(Task inputs begins)

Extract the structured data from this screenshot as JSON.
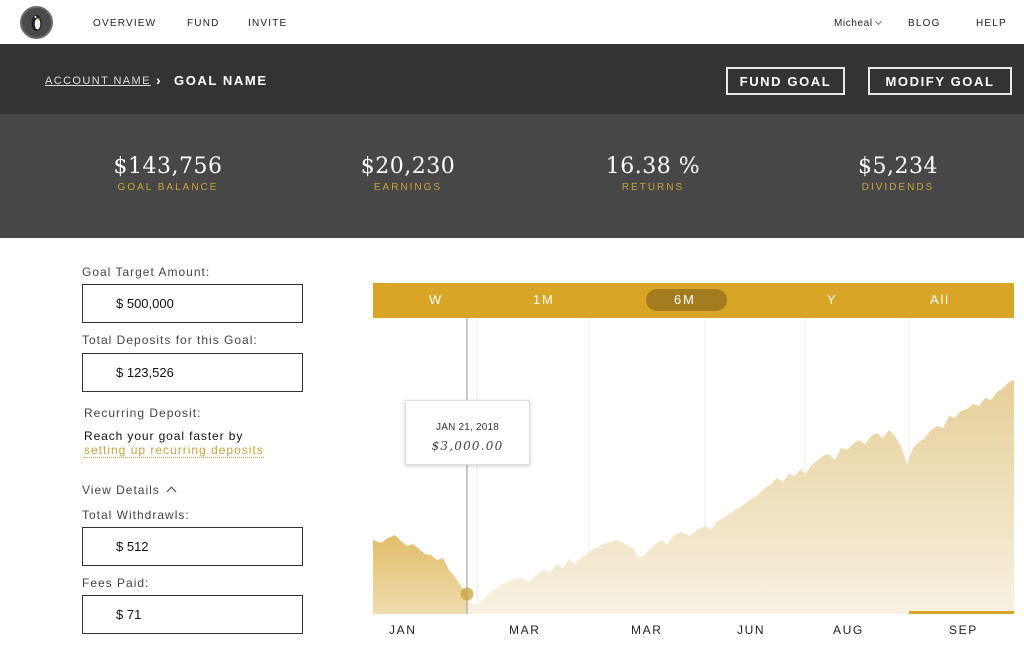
{
  "nav": {
    "logo": "penguin-logo",
    "links": [
      "OVERVIEW",
      "FUND",
      "INVITE"
    ],
    "user": "Micheal",
    "right_links": [
      "BLOG",
      "HELP"
    ]
  },
  "header": {
    "account_name": "ACCOUNT NAME",
    "goal_name": "GOAL NAME",
    "fund_goal_label": "FUND GOAL",
    "modify_goal_label": "MODIFY GOAL"
  },
  "stats": [
    {
      "value": "$143,756",
      "label": "GOAL BALANCE"
    },
    {
      "value": "$20,230",
      "label": "EARNINGS"
    },
    {
      "value": "16.38 %",
      "label": "RETURNS"
    },
    {
      "value": "$5,234",
      "label": "DIVIDENDS"
    }
  ],
  "form": {
    "goal_target_label": "Goal Target Amount:",
    "goal_target_value": "$ 500,000",
    "total_deposits_label": "Total Deposits for this Goal:",
    "total_deposits_value": "$ 123,526",
    "recurring_label": "Recurring Deposit:",
    "recurring_text": "Reach your goal faster by",
    "recurring_link": "setting up recurring deposits",
    "view_details": "View Details",
    "withdrawals_label": "Total Withdrawls:",
    "withdrawals_value": "$ 512",
    "fees_label": "Fees Paid:",
    "fees_value": "$ 71"
  },
  "chart": {
    "ranges": [
      "W",
      "1M",
      "6M",
      "Y",
      "All"
    ],
    "active_range": "6M",
    "x_labels": [
      "JAN",
      "MAR",
      "MAR",
      "JUN",
      "AUG",
      "SEP"
    ],
    "tooltip_date": "JAN 21, 2018",
    "tooltip_value": "$3,000.00"
  },
  "colors": {
    "accent": "#d9a526",
    "active_pill": "#a37c21",
    "header_dark": "#333333",
    "stats_bg": "#474747"
  }
}
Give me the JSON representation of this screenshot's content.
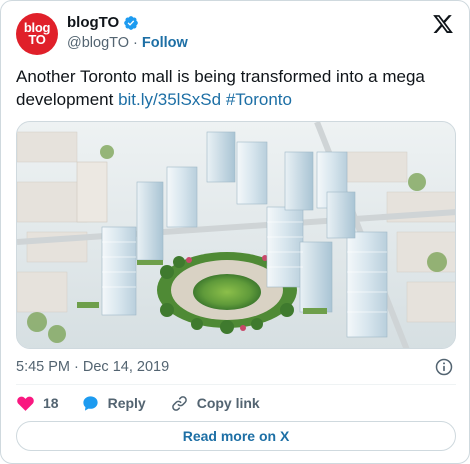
{
  "account": {
    "avatar_text_line1": "blog",
    "avatar_text_line2": "TO",
    "display_name": "blogTO",
    "handle": "@blogTO",
    "separator": "·",
    "follow_label": "Follow"
  },
  "tweet": {
    "text": "Another Toronto mall is being transformed into a mega development ",
    "link": "bit.ly/35lSxSd",
    "hashtag": "#Toronto"
  },
  "meta": {
    "timestamp": "5:45 PM · Dec 14, 2019"
  },
  "actions": {
    "like_count": "18",
    "reply_label": "Reply",
    "copy_link_label": "Copy link"
  },
  "footer": {
    "read_more_label": "Read more on X"
  },
  "colors": {
    "brand_red": "#e0202a",
    "link_blue": "#1d6fa5",
    "like_pink": "#f91880",
    "reply_blue": "#1d9bf0",
    "verified_blue": "#1d9bf0"
  },
  "icons": [
    "verified-badge-icon",
    "x-logo-icon",
    "info-icon",
    "heart-icon",
    "reply-bubble-icon",
    "link-icon"
  ]
}
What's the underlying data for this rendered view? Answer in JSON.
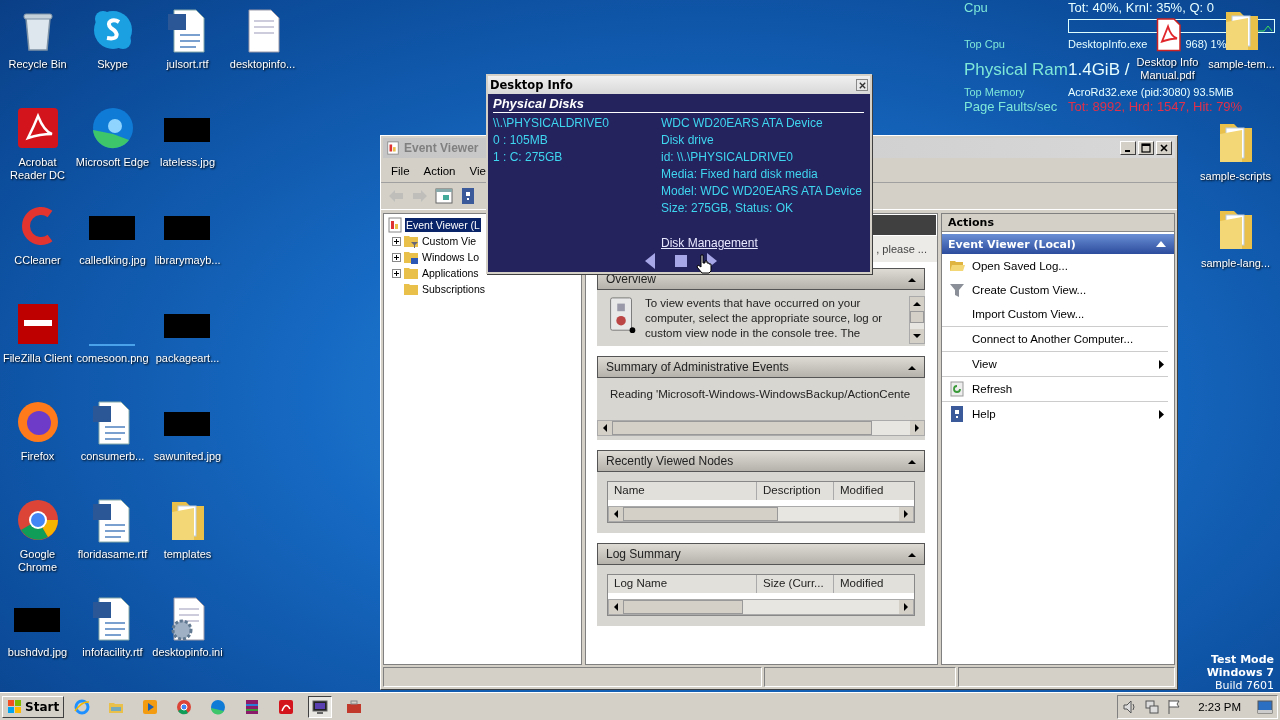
{
  "desktop_icons": [
    [
      {
        "label": "Recycle Bin",
        "kind": "recycle-bin"
      },
      {
        "label": "Skype",
        "kind": "skype"
      },
      {
        "label": "julsort.rtf",
        "kind": "document"
      },
      {
        "label": "desktopinfo...",
        "kind": "file"
      }
    ],
    [
      {
        "label": "Acrobat Reader DC",
        "kind": "acrobat"
      },
      {
        "label": "Microsoft Edge",
        "kind": "edge"
      },
      {
        "label": "lateless.jpg",
        "kind": "thumbnail"
      }
    ],
    [
      {
        "label": "CCleaner",
        "kind": "ccleaner"
      },
      {
        "label": "calledking.jpg",
        "kind": "thumbnail"
      },
      {
        "label": "librarymayb...",
        "kind": "thumbnail"
      }
    ],
    [
      {
        "label": "FileZilla Client",
        "kind": "filezilla"
      },
      {
        "label": "comesoon.png",
        "kind": "blank-image"
      },
      {
        "label": "packageart...",
        "kind": "thumbnail"
      }
    ],
    [
      {
        "label": "Firefox",
        "kind": "firefox"
      },
      {
        "label": "consumerb...",
        "kind": "document"
      },
      {
        "label": "sawunited.jpg",
        "kind": "thumbnail"
      }
    ],
    [
      {
        "label": "Google Chrome",
        "kind": "chrome"
      },
      {
        "label": "floridasame.rtf",
        "kind": "document"
      },
      {
        "label": "templates",
        "kind": "folder"
      }
    ],
    [
      {
        "label": "bushdvd.jpg",
        "kind": "thumbnail"
      },
      {
        "label": "infofacility.rtf",
        "kind": "document"
      },
      {
        "label": "desktopinfo.ini",
        "kind": "settings-file"
      }
    ]
  ],
  "desktop_icons_right": [
    {
      "label": "Desktop Info Manual.pdf",
      "kind": "pdf"
    },
    {
      "label": "sample-tem...",
      "kind": "folder"
    },
    {
      "label": "sample-scripts",
      "kind": "folder"
    },
    {
      "label": "sample-lang...",
      "kind": "folder"
    }
  ],
  "system_info": [
    {
      "label": "Cpu",
      "value": [
        "Tot: 40%, Krnl: 35%, Q: 0"
      ],
      "kind": "medium",
      "alert": false
    },
    {
      "label": "Top Cpu",
      "value": [
        "DesktopInfo.exe",
        "968) 1%"
      ],
      "kind": "small",
      "alert": false
    },
    {
      "label": "Physical Ram",
      "value": [
        "1.4GiB /"
      ],
      "kind": "large",
      "alert": false
    },
    {
      "label": "Top Memory",
      "value": [
        "AcroRd32.exe (pid:3080) 93.5MiB"
      ],
      "kind": "small",
      "alert": false
    },
    {
      "label": "Page Faults/sec",
      "value": [
        "Tot: 8992, Hrd: 1547, Hit: 79%"
      ],
      "kind": "medium",
      "alert": true
    }
  ],
  "event_viewer": {
    "title": "Event Viewer",
    "menu": [
      "File",
      "Action",
      "Vie"
    ],
    "toolbar": [
      {
        "kind": "back",
        "disabled": true
      },
      {
        "kind": "forward",
        "disabled": true
      },
      {
        "kind": "console",
        "disabled": false
      },
      {
        "kind": "help",
        "disabled": false
      }
    ],
    "tree": [
      {
        "label": "Event Viewer (L",
        "selected": true,
        "children": [
          {
            "label": "Custom Vie",
            "kind": "filter-folder",
            "selected": false,
            "expandable": true
          },
          {
            "label": "Windows Lo",
            "kind": "log-folder",
            "selected": false,
            "expandable": true
          },
          {
            "label": "Applications",
            "kind": "folder",
            "selected": false,
            "expandable": true
          },
          {
            "label": "Subscriptions",
            "kind": "folder",
            "selected": false,
            "expandable": false
          }
        ]
      }
    ],
    "notice": ", please ...",
    "sections": [
      {
        "title": "Overview",
        "kind": "overview",
        "text": "To view events that have occurred on your computer, select the appropriate source, log or custom view node in the console tree. The"
      },
      {
        "title": "Summary of Administrative Events",
        "kind": "summary",
        "text": "Reading 'Microsoft-Windows-WindowsBackup/ActionCente"
      },
      {
        "title": "Recently Viewed Nodes",
        "kind": "table",
        "columns": [
          "Name",
          "Description",
          "Modified"
        ]
      },
      {
        "title": "Log Summary",
        "kind": "table",
        "columns": [
          "Log Name",
          "Size (Curr...",
          "Modified"
        ]
      }
    ],
    "actions": {
      "title": "Actions",
      "group": "Event Viewer (Local)",
      "items": [
        {
          "label": "Open Saved Log...",
          "kind": "open",
          "submenu": false,
          "divider_after": false
        },
        {
          "label": "Create Custom View...",
          "kind": "filter",
          "submenu": false,
          "divider_after": false
        },
        {
          "label": "Import Custom View...",
          "kind": "none",
          "submenu": false,
          "divider_after": true
        },
        {
          "label": "Connect to Another Computer...",
          "kind": "none",
          "submenu": false,
          "divider_after": true
        },
        {
          "label": "View",
          "kind": "none",
          "submenu": true,
          "divider_after": true
        },
        {
          "label": "Refresh",
          "kind": "refresh",
          "submenu": false,
          "divider_after": true
        },
        {
          "label": "Help",
          "kind": "help",
          "submenu": true,
          "divider_after": false
        }
      ]
    }
  },
  "desktop_info_popup": {
    "title": "Desktop Info",
    "heading": "Physical Disks",
    "left": [
      "\\\\.\\PHYSICALDRIVE0",
      "0 : 105MB",
      "1 : C: 275GB"
    ],
    "right": [
      "WDC WD20EARS ATA Device",
      "Disk drive",
      "id: \\\\.\\PHYSICALDRIVE0",
      "Media: Fixed hard disk media",
      "Model: WDC WD20EARS ATA Device",
      "Size: 275GB, Status: OK"
    ],
    "link": "Disk Management"
  },
  "system_notice": [
    {
      "text": "Test Mode",
      "bold": true
    },
    {
      "text": "Windows 7",
      "bold": true
    },
    {
      "text": "Build 7601",
      "bold": false
    }
  ],
  "taskbar": {
    "start": "Start",
    "apps": [
      {
        "kind": "ie",
        "selected": false
      },
      {
        "kind": "explorer",
        "selected": false
      },
      {
        "kind": "media",
        "selected": false
      },
      {
        "kind": "chrome",
        "selected": false
      },
      {
        "kind": "edge",
        "selected": false
      },
      {
        "kind": "winrar",
        "selected": false
      },
      {
        "kind": "acrobat",
        "selected": false
      },
      {
        "kind": "monitor",
        "selected": true
      },
      {
        "kind": "toolbox",
        "selected": false
      }
    ],
    "clock": "2:23 PM"
  }
}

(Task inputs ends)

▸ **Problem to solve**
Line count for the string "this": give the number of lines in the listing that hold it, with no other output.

▸ **Output below**
4